Often referred to as Liverpool's unofficial national anthem, this rollicking song must be known to every Liverpudlian who recognizes the phrase "folk music" (a fragment of it was, after all, recorded by the Beatles). Those familiar with the song maintain adamantly that there exist a number of obscene verses which serve to fill out the missing episodes of the tale; unfortunately, none of them actually know these apochryphal lyrics. The piece is much rarer in print than in oral tradition. Hugill expresses surprise that it is not mentioned by other collectors, but redresses the imbalance somewhat by including several sets himself.
Come gather round, you sailor lads, and listen to my plea,
And when you've heard my tale you'll pity me,
I was a bloody fool in the port of Liverpool,
The first time that I came home from sea.
We was paid off at the Home, from the port of Sierra Leone,
And three pounds ten a week, it was my pay,
With a pocket full of tin, I was very soon taken in
By a girl with the name of Maggie May.
Oh Maggie, Maggie May, they have taken her away,
To walk upon Van Diemen's cruel shore,
She robbed so many sailors, and dosed so many whalers,
And she'll never roam down Lime Street any more.
Oh, well do I remember when I first met Maggie May,
She was cruising up and down old Canning Place,
With a figure so divine, like a frigate of the line,
And me, being a sailor, I gave chase.
Next morning I awoke, I was flat and stony broke,
No jacket, trousers, waistcoat could I find,
When I asked her where they were, she said: My very dear sir,
They're down in Kelly's Pawnshop, Number Nine.
To the pawnshop I did go, but no clothes there could I find,
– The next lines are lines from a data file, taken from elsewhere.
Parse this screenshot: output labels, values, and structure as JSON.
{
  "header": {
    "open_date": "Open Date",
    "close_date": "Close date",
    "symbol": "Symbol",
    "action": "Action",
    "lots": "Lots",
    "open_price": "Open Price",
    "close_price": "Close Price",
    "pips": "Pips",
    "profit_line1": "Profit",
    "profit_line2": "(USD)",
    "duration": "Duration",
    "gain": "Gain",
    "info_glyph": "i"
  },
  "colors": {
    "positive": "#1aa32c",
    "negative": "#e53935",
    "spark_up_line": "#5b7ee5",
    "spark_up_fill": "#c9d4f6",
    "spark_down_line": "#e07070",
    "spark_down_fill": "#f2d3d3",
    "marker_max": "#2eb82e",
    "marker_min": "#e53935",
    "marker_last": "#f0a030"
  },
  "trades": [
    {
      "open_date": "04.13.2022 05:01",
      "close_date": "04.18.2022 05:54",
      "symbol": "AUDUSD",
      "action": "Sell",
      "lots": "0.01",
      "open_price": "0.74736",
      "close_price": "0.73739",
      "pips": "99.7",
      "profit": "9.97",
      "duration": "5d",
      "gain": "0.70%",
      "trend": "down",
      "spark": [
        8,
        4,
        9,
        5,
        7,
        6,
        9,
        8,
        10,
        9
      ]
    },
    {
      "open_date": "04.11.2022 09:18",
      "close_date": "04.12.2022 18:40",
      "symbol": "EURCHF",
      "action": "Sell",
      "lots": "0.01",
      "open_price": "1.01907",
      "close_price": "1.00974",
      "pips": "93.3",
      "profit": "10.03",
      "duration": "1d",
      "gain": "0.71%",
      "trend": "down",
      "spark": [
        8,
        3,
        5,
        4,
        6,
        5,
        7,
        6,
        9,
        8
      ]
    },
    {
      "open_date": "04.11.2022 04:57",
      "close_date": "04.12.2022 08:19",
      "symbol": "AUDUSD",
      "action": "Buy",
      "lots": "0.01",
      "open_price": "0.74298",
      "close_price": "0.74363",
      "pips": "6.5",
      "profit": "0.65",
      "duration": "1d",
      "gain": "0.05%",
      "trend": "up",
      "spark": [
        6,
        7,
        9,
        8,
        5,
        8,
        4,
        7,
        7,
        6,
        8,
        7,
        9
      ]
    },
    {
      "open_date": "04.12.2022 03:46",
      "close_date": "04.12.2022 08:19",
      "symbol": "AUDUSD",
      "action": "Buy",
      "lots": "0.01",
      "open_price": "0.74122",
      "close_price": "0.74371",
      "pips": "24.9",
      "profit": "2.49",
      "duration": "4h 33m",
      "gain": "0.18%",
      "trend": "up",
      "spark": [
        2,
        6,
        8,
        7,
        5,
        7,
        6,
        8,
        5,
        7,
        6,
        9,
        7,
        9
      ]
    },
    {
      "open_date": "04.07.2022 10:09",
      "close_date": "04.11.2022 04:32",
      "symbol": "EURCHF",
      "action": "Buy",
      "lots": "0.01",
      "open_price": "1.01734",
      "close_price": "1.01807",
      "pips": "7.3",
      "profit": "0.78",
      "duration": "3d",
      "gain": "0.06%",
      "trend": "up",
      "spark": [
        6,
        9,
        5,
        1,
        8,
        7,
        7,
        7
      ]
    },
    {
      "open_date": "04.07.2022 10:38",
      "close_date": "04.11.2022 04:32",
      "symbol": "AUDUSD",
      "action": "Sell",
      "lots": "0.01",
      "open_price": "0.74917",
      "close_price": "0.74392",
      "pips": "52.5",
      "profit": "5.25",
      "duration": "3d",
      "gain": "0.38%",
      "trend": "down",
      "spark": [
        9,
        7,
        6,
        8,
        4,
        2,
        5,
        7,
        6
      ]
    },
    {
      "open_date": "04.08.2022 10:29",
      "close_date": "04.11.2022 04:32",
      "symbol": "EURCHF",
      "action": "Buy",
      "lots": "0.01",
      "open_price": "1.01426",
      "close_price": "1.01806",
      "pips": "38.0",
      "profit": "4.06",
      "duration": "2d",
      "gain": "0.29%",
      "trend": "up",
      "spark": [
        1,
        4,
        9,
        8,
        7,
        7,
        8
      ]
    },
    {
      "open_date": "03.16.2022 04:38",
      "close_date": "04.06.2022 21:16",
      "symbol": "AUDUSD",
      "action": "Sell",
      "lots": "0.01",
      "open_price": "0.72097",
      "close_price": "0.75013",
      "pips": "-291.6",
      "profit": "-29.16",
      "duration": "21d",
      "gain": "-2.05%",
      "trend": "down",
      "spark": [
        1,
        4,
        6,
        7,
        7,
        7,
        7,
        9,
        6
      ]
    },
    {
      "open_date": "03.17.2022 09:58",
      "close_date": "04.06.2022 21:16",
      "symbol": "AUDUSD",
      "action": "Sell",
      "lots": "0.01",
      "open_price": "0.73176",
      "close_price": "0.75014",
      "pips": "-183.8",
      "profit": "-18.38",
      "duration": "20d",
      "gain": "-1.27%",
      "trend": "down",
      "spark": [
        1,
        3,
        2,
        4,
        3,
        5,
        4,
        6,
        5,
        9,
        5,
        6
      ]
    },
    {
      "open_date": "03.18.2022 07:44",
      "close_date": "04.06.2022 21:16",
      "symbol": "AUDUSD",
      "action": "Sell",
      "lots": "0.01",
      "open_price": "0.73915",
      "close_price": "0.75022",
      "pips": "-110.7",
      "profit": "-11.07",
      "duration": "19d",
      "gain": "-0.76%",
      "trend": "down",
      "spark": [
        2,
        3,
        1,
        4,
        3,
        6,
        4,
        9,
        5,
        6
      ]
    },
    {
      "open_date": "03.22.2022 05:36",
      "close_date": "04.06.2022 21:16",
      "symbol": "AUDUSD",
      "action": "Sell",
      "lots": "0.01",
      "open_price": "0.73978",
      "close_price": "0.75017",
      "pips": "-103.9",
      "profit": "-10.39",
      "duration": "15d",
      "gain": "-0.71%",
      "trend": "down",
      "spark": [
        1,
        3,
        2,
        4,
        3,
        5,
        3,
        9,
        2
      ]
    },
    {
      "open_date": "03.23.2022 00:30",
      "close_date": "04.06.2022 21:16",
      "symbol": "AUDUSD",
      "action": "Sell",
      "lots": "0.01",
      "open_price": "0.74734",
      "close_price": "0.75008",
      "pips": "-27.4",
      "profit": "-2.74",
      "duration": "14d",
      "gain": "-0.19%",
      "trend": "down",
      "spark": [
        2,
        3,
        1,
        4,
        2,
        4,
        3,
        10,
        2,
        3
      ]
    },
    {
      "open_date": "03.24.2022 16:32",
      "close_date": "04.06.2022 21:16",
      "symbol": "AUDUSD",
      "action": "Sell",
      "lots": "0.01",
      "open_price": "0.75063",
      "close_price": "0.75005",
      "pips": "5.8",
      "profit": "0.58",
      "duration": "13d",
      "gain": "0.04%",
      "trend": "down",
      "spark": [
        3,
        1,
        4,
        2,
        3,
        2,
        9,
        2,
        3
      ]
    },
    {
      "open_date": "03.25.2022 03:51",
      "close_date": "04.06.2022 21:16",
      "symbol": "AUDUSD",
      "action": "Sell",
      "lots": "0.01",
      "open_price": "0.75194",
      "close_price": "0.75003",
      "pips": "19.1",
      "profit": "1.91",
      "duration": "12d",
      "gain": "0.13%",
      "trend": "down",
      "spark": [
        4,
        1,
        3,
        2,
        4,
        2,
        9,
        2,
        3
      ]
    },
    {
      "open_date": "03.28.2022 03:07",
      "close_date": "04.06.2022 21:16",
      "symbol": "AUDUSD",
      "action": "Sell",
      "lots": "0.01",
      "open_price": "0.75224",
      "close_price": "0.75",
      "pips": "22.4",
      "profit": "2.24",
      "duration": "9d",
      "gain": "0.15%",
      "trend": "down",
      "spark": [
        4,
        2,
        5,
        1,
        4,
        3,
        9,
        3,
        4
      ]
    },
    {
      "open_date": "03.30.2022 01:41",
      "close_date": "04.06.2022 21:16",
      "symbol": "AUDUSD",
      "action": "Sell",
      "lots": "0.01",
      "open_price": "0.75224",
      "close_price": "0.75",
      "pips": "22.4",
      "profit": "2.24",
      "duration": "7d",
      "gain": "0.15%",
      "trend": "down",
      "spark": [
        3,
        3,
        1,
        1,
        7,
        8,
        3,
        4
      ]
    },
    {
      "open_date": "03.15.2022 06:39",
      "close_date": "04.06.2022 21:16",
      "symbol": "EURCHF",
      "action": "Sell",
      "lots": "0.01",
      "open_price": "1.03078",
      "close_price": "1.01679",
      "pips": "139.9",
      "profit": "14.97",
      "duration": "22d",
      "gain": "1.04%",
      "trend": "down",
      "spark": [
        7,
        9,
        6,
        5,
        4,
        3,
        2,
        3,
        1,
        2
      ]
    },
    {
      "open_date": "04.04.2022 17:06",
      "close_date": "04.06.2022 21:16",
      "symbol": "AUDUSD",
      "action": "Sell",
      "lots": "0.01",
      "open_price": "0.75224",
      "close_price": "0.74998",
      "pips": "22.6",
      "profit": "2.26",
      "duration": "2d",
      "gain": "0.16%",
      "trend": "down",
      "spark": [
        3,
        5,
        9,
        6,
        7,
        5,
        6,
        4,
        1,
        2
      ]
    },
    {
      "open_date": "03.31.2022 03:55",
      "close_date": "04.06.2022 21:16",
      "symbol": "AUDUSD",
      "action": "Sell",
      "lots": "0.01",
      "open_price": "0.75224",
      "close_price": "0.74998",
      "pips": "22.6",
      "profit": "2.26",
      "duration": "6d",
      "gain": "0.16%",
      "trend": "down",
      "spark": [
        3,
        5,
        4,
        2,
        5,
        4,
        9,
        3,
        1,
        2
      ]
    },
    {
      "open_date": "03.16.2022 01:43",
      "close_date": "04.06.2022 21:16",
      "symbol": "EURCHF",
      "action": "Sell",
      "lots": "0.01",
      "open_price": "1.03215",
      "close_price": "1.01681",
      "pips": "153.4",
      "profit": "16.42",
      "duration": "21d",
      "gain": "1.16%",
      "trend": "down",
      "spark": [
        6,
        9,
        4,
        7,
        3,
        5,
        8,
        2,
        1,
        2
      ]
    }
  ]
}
And the police came and took that girl away,
And the judge he guilty found her of robbing a homeward-bounder,
And he paid her passage back to Botany Bay.